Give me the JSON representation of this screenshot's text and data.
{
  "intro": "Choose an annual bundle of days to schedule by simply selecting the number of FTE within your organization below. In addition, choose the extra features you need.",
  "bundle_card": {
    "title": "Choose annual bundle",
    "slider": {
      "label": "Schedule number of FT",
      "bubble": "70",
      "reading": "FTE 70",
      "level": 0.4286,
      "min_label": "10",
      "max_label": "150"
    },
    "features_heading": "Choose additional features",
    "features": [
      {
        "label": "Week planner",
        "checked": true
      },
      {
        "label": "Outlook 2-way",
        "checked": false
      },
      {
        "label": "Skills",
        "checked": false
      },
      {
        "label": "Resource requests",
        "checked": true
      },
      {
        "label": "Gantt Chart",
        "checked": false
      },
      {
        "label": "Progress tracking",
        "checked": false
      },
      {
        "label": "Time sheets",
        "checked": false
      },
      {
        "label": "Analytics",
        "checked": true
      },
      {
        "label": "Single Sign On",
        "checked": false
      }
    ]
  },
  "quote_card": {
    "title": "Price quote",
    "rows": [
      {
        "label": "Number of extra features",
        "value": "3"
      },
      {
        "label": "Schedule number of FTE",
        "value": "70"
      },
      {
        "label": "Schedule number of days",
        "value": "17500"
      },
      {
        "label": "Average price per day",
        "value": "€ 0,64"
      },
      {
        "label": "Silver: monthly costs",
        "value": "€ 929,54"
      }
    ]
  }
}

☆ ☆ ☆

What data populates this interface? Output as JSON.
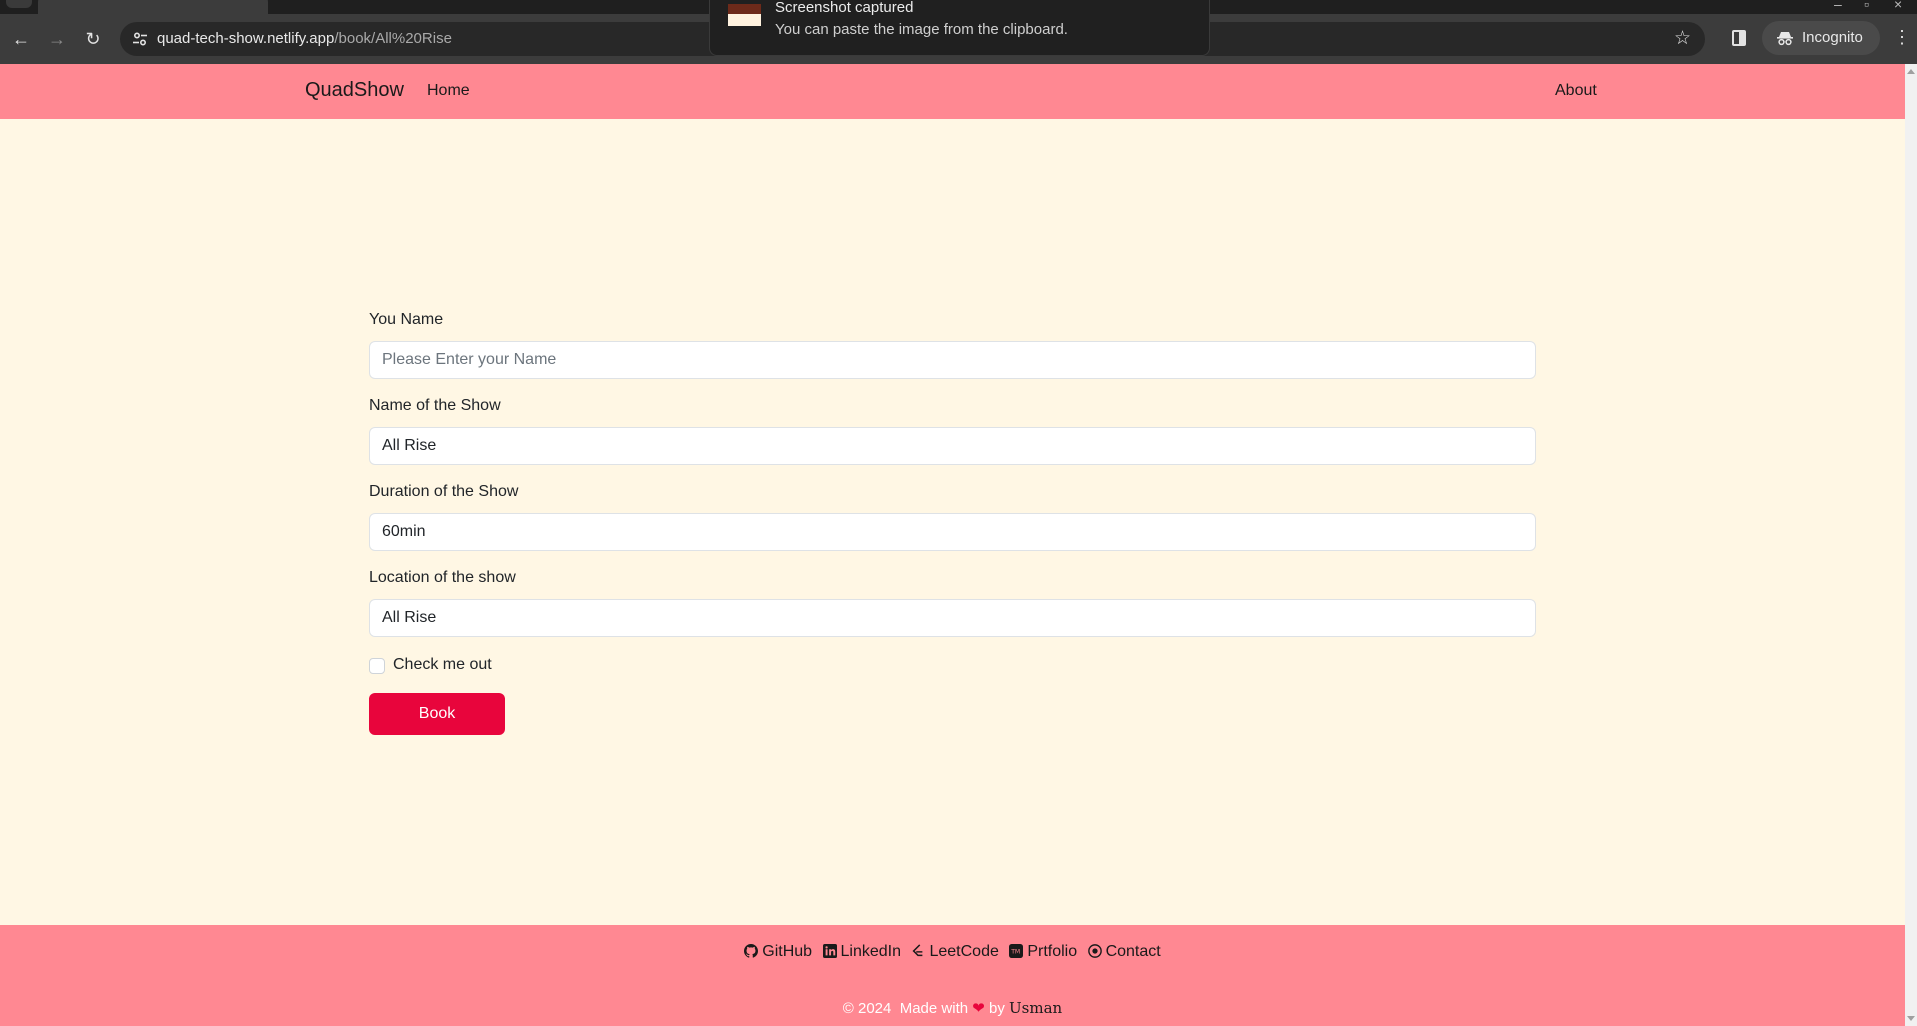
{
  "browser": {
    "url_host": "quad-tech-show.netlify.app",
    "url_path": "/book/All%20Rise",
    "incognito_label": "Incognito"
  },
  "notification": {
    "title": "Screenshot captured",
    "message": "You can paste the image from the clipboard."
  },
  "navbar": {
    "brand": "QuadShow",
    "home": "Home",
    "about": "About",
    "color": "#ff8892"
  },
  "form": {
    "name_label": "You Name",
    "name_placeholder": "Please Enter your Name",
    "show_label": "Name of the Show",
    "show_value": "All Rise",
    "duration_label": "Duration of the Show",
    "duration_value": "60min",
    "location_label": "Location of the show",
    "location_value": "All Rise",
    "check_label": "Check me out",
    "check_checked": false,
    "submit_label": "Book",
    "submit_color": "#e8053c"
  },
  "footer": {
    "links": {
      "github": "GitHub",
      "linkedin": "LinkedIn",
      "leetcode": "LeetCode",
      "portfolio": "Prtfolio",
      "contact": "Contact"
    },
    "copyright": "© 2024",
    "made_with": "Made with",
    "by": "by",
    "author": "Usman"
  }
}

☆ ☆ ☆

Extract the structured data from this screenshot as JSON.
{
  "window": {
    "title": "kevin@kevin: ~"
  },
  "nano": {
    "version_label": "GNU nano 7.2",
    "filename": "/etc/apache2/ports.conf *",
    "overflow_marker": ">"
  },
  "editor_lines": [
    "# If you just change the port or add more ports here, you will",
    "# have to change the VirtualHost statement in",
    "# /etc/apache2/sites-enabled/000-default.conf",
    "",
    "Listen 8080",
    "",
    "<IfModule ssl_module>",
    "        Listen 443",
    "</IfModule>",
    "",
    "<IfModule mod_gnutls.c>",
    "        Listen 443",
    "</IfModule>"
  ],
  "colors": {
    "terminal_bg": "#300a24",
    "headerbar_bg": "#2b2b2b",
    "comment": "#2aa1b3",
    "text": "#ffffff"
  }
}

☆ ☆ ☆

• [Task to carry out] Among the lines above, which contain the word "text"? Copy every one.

• [Response to this task]
Give me the JSON representation of this screenshot's text and data.
    "text": "#ffffff"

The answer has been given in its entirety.